Phishing campaigns, which send malicious emails disguised as legitimate correspondence, have become not only more prevalent but also more effective in tricking Internet users to open them. In past years, the DBIR reported that the overall effectiveness of phishing campaigns was between 10%-20%. However, in this year’s report, DBIR notes that the trend has worsened “with 23% of recipients now opening phishing messages and 11% clicking on attachments.”
Unfortunately, the scammers have become far cleverer with their campaigns, according to the report.
Now, these messages are rarely sent in isolation. Many are sent as part of a slow and steady campaign. The numbers again show that a campaign of just 10 emails yields a greater than 90% chance that at least one person will become the criminal’s prey.

So how can you protect yourself? The authors of the DBIR take some solace knowing that Internet users do not open or interact with 75% of phishing emails.

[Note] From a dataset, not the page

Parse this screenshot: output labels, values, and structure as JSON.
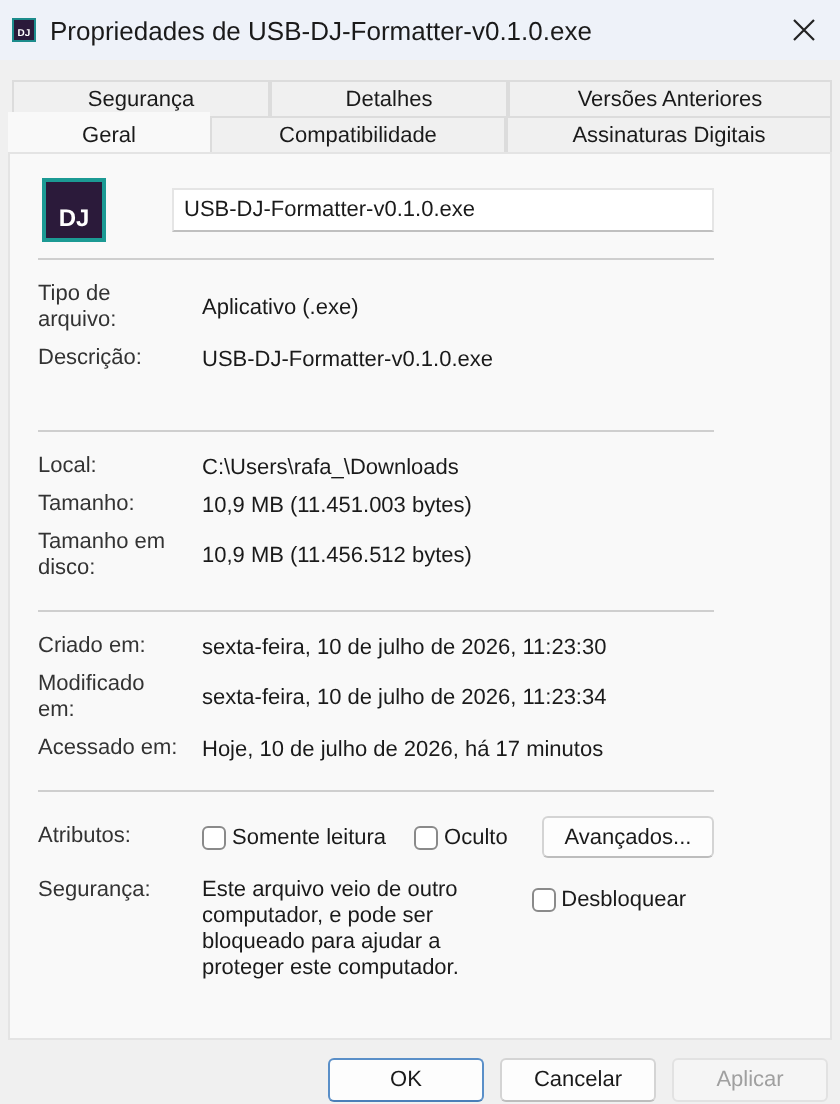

In the past, Internet users could simply use common sense to stay safe from predatory e-mail scams, but because the phishing campaigns include smarter techniques today, the report suggested three solutions to limit the problem:

  • Better email filtering before messages arrive in user in-boxes
  • Developing and executing an engaging and thorough security awareness program
  • Improved detection and response capabilities

In many cases, however, it’s human diligence and not technology that represent the frontline of defense. This can be maximized in a business setting.

“One of the most effective ways you can minimize the phishing threat is through effective awareness and training,” said Lance Spitzner from the SANS Institute, a cooperative research and education organization, which focuses on security issues.

Source:  Cyber Security Intelligence